Commodities were slightly weaker at the end of the week, with traders pushing West Texas Intermediate crude oil futures
lower on the back of a stronger US dollar
and rising US oil output.
That was despite what analysts termed a "solid" reading on the US jobs market and better-than-expected figures on factory sector activity in the States for May, together with fairly positive results in the widely-followed Caixin manufacturing sector survey for that same month.
Indeed, just the day before the Department of Energy had reported another increase in domestic US oil output for the week ending on 25 May, which had contributed to a bounce in the country's oil exports.
In its weekly petroleum status report, the Energy Information Administration, the DoE's statistical arm, reported a 44,000 barrel per day increase in domestic US oil output to 10.769m b/d, while exports had risen by 431,000 b/d to 2.179m b/d.
Thus, as of 2023 BST, WTI futures were slipping 1.70% to $65.90 a barrel on NYMEX, alongside a 1.26% drop in similarly-dated heating oil futures to $2.1768 a gallon.
From a bird's eye view meanwhile, the US dollar spot index was edging higher by 0.24% to 94.2090, which in turn was responsible for dragging the Bloomberg commodity index 0.29% lower to 90.45 points.
Those economic reports did however make themselves felt in the base metals space, with three-month LME copper futures rising to $6,896 per metric tonne, versus a Thursday close of $6,849.
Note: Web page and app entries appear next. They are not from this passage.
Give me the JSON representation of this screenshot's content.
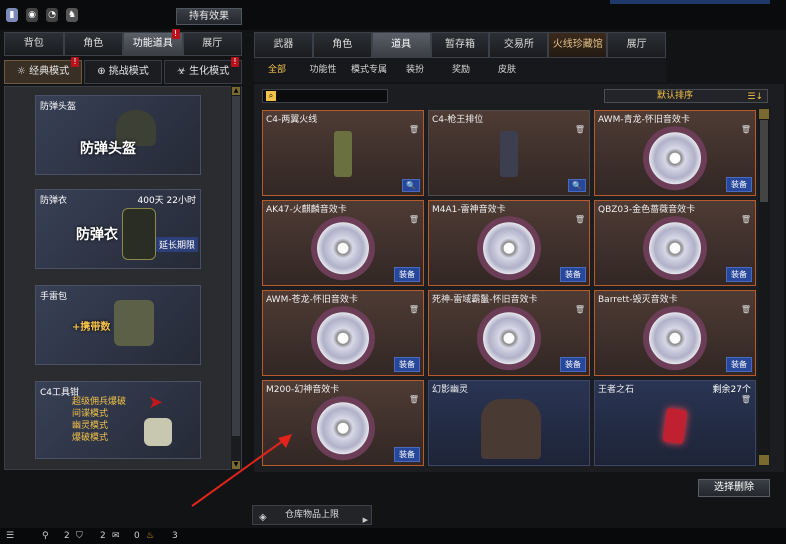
{
  "top": {
    "hold_effect": "持有效果"
  },
  "left_tabs": [
    {
      "label": "背包",
      "active": false
    },
    {
      "label": "角色",
      "active": false
    },
    {
      "label": "功能道具",
      "active": true
    },
    {
      "label": "展厅",
      "active": false
    }
  ],
  "modes": [
    {
      "label": "经典模式",
      "active": true
    },
    {
      "label": "挑战模式",
      "active": false
    },
    {
      "label": "生化模式",
      "active": false
    }
  ],
  "left_cards": [
    {
      "name": "防弹头盔",
      "big": "防弹头盔"
    },
    {
      "name": "防弹衣",
      "big": "防弹衣",
      "duration": "400天 22小时",
      "extend": "延长期限"
    },
    {
      "name": "手雷包",
      "big": "+携带数"
    },
    {
      "name": "C4工具钳",
      "lines": [
        "超级佣兵爆破",
        "间谍模式",
        "幽灵模式",
        "爆破模式"
      ]
    }
  ],
  "right_tabs": [
    {
      "label": "武器",
      "active": false
    },
    {
      "label": "角色",
      "active": false
    },
    {
      "label": "道具",
      "active": true
    },
    {
      "label": "暂存箱",
      "active": false
    },
    {
      "label": "交易所",
      "active": false
    },
    {
      "label": "火线珍藏馆",
      "active": false,
      "special": true
    },
    {
      "label": "展厅",
      "active": false
    }
  ],
  "sub_tabs": [
    {
      "label": "全部",
      "active": true
    },
    {
      "label": "功能性",
      "active": false
    },
    {
      "label": "模式专属",
      "active": false
    },
    {
      "label": "装扮",
      "active": false
    },
    {
      "label": "奖励",
      "active": false
    },
    {
      "label": "皮肤",
      "active": false
    }
  ],
  "sort": {
    "label": "默认排序"
  },
  "items": [
    {
      "name": "C4-两翼火线",
      "type": "bomb",
      "action": "mag"
    },
    {
      "name": "C4-枪王排位",
      "type": "bomb2",
      "action": "mag",
      "plain": true
    },
    {
      "name": "AWM-青龙-怀旧音效卡",
      "type": "disc",
      "action": "装备"
    },
    {
      "name": "AK47-火麒麟音效卡",
      "type": "disc",
      "action": "装备"
    },
    {
      "name": "M4A1-雷神音效卡",
      "type": "disc",
      "action": "装备"
    },
    {
      "name": "QBZ03-金色蔷薇音效卡",
      "type": "disc",
      "action": "装备"
    },
    {
      "name": "AWM-苍龙-怀旧音效卡",
      "type": "disc",
      "action": "装备"
    },
    {
      "name": "死神-雷域霸鬣-怀旧音效卡",
      "type": "disc",
      "action": "装备"
    },
    {
      "name": "Barrett-毁灭音效卡",
      "type": "disc",
      "action": "装备"
    },
    {
      "name": "M200-幻神音效卡",
      "type": "disc",
      "action": "装备"
    },
    {
      "name": "幻影幽灵",
      "type": "ghost",
      "action": "",
      "blue": true
    },
    {
      "name": "王者之石",
      "type": "gem",
      "action": "",
      "blue": true,
      "remain": "剩余27个"
    }
  ],
  "select_delete": "选择删除",
  "warehouse": "仓库物品上限",
  "bottom": {
    "count1": "2",
    "count2": "2",
    "count3": "0",
    "count4": "3"
  }
}
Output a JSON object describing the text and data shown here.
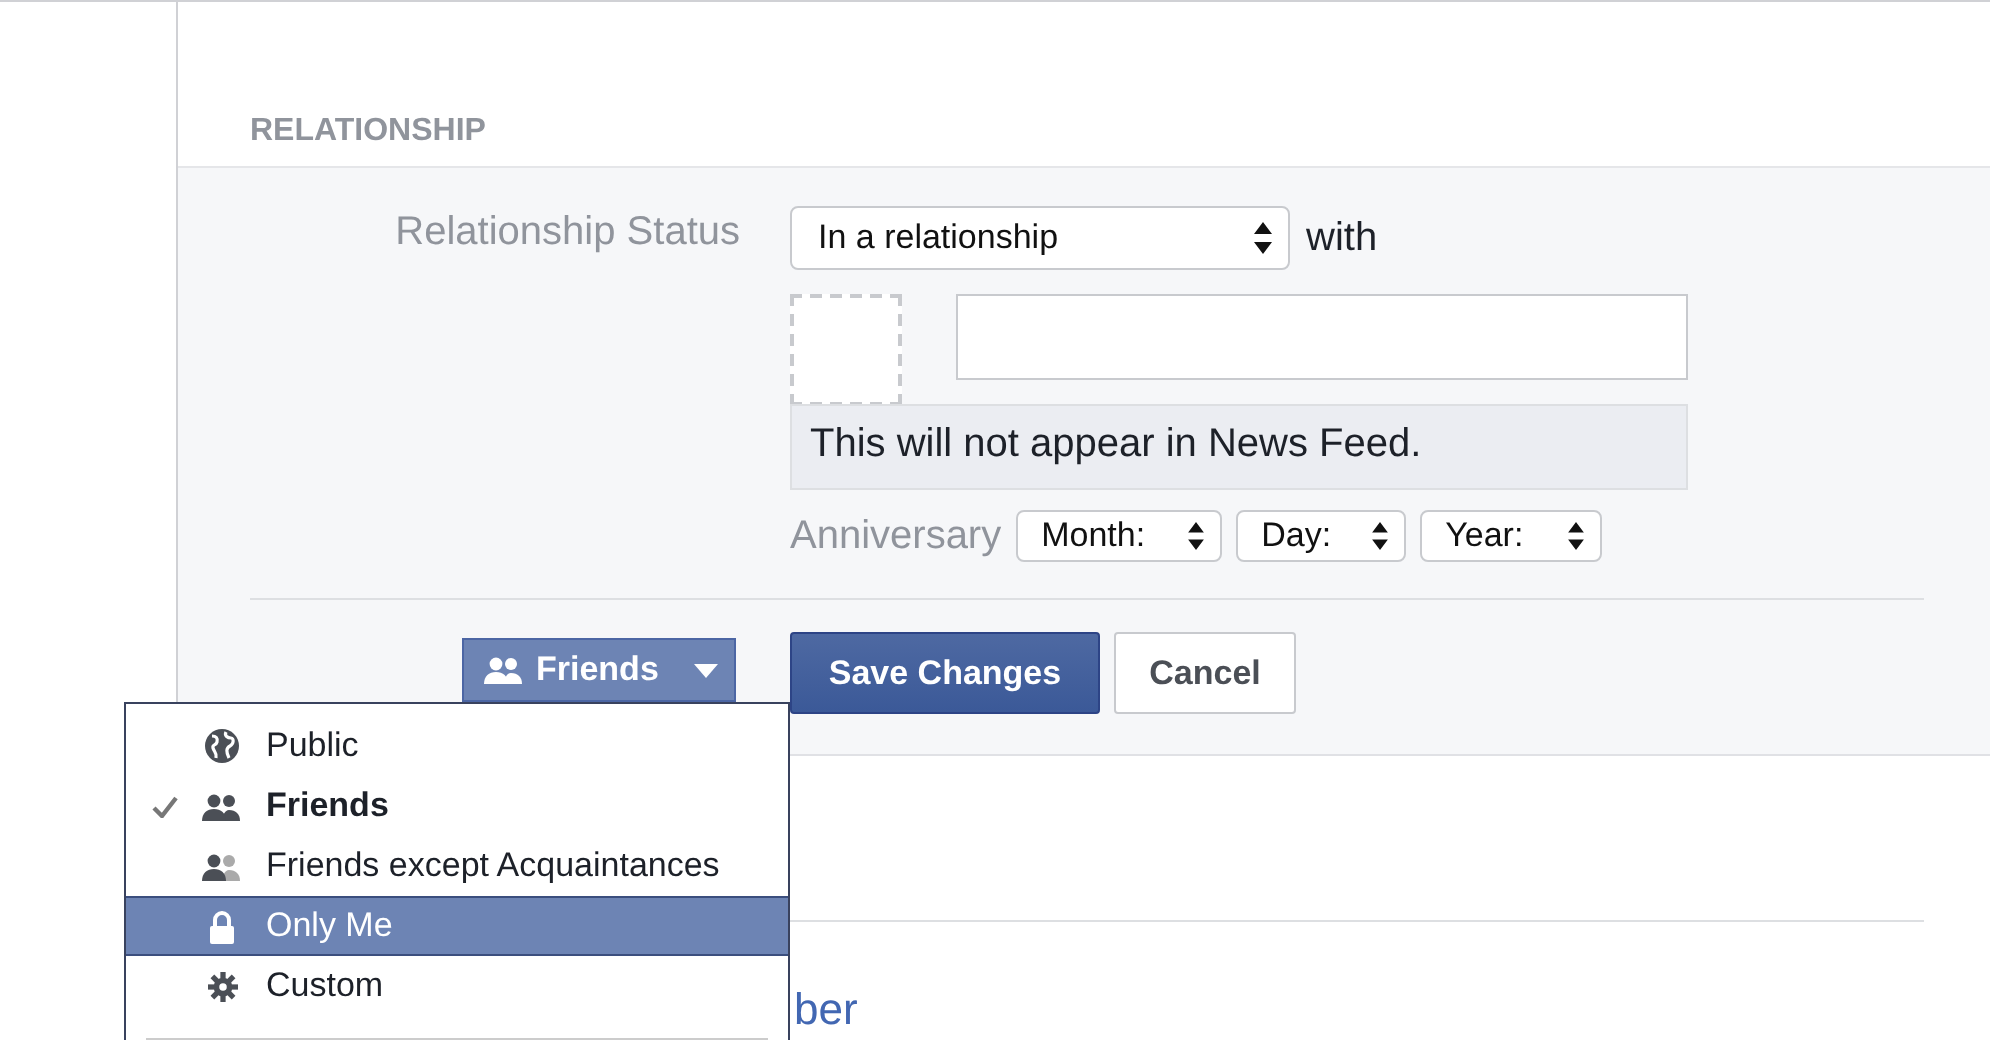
{
  "section": {
    "title": "RELATIONSHIP"
  },
  "form": {
    "status_label": "Relationship Status",
    "status_value": "In a relationship",
    "with_label": "with",
    "note": "This will not appear in News Feed.",
    "anniversary_label": "Anniversary",
    "date_selects": [
      "Month:",
      "Day:",
      "Year:"
    ]
  },
  "privacy_button": {
    "label": "Friends",
    "open": true
  },
  "buttons": {
    "save": "Save Changes",
    "cancel": "Cancel"
  },
  "link_fragment": "ber",
  "privacy_menu": [
    {
      "label": "Public",
      "selected": false,
      "highlighted": false
    },
    {
      "label": "Friends",
      "selected": true,
      "highlighted": false
    },
    {
      "label": "Friends except Acquaintances",
      "selected": false,
      "highlighted": false
    },
    {
      "label": "Only Me",
      "selected": false,
      "highlighted": true
    },
    {
      "label": "Custom",
      "selected": false,
      "highlighted": false
    }
  ]
}
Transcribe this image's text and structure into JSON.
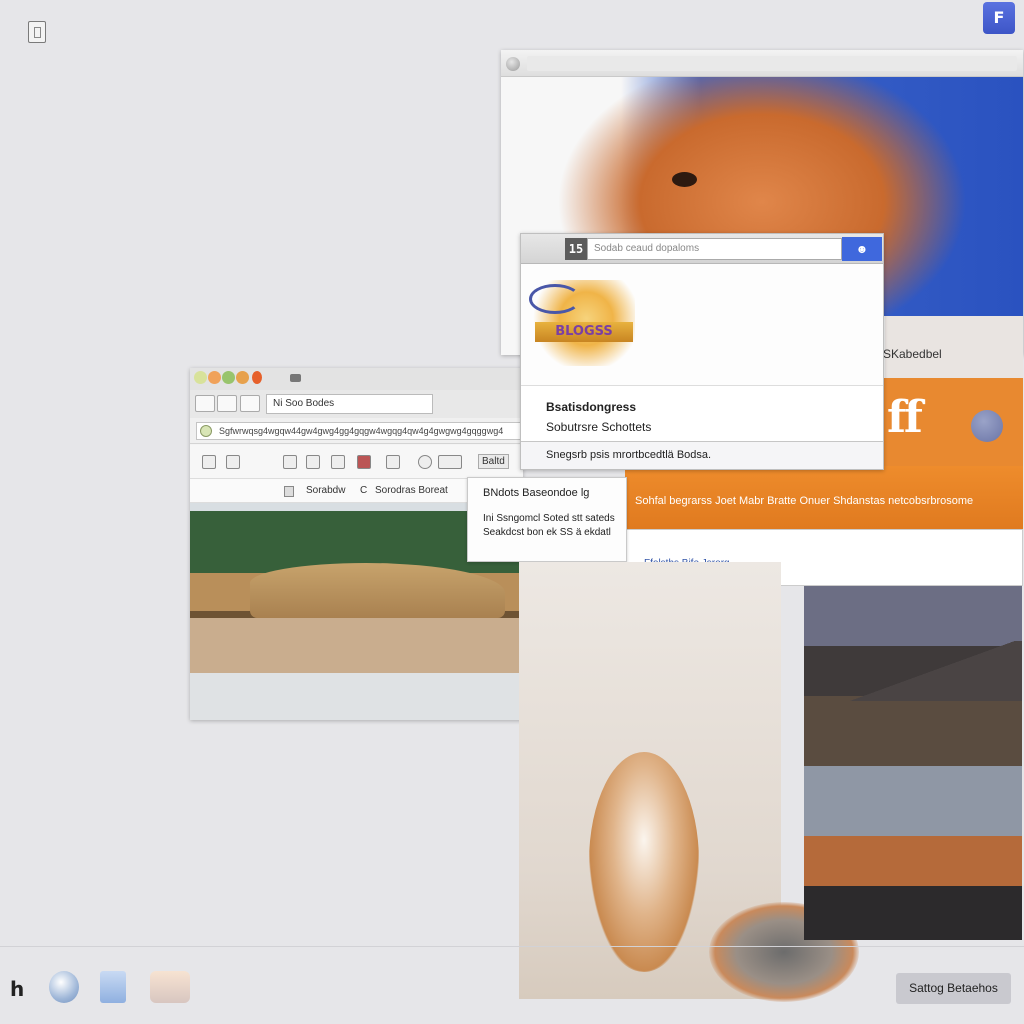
{
  "top_right_badge": "F",
  "left_browser": {
    "search_field": "Ni Soo Bodes",
    "address_text": "Sgfwrwqsg4wgqw44gw4gwg4gg4gqgw4wgqg4qw4g4gwgwg4gqggwg4",
    "toolbar_label": "Baltd",
    "filter_left": "Sorabdw",
    "filter_mid": "C",
    "filter_right": "Sorodras Boreat"
  },
  "dialog": {
    "tag": "15",
    "field_text": "Sodab ceaud dopaloms",
    "logo_text": "BLOGSS",
    "line1": "Bsatisdongress",
    "line2": "Sobutrsre Schottets",
    "line3": "Snegsrb psis mrortbcedtlä Bodsa."
  },
  "popover": {
    "title": "BNdots Baseondoe lg",
    "body": "Ini Ssngomcl Soted stt sateds Seakdcst bon ek SS ä ekdatl"
  },
  "orange_panel": {
    "label": "SKabedbel",
    "hero_text": "ff",
    "band_text": "Sohfal begrarss Joet Mabr Bratte Onuer Shdanstas netcobsrbrosome",
    "link_text": "Ffolsths Bife Jsrorg"
  },
  "dock": {
    "glyph": "h",
    "button_label": "Sattog Betaehos"
  }
}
Most base metals contracts ended higher on Friday, save zinc.
To take note of, gains in nickel caught the attention of SP Angel, with analysts at the broker pointing out how the most-traded futures on the Shanghai Futures Exchange had clocked in a with a weekly advance of roughly 6% - the biggest gain over a five-day stretch since 26 January.
In the background, overnight US President Donald Trump told Canada that the US "will agree to a fair deal, or there will be no deal at all".
Outside of cocoa and cotton, the main agricultural futures were mostly weaker.
Boosting cotton #2 ICE-traded cocoa were concerns that sub-tropical storm Alberto might cut production from the southern plains region.
In more general terms, Alberto was a reminder that Friday marked the start of the 2018 Atlantic hurricane season.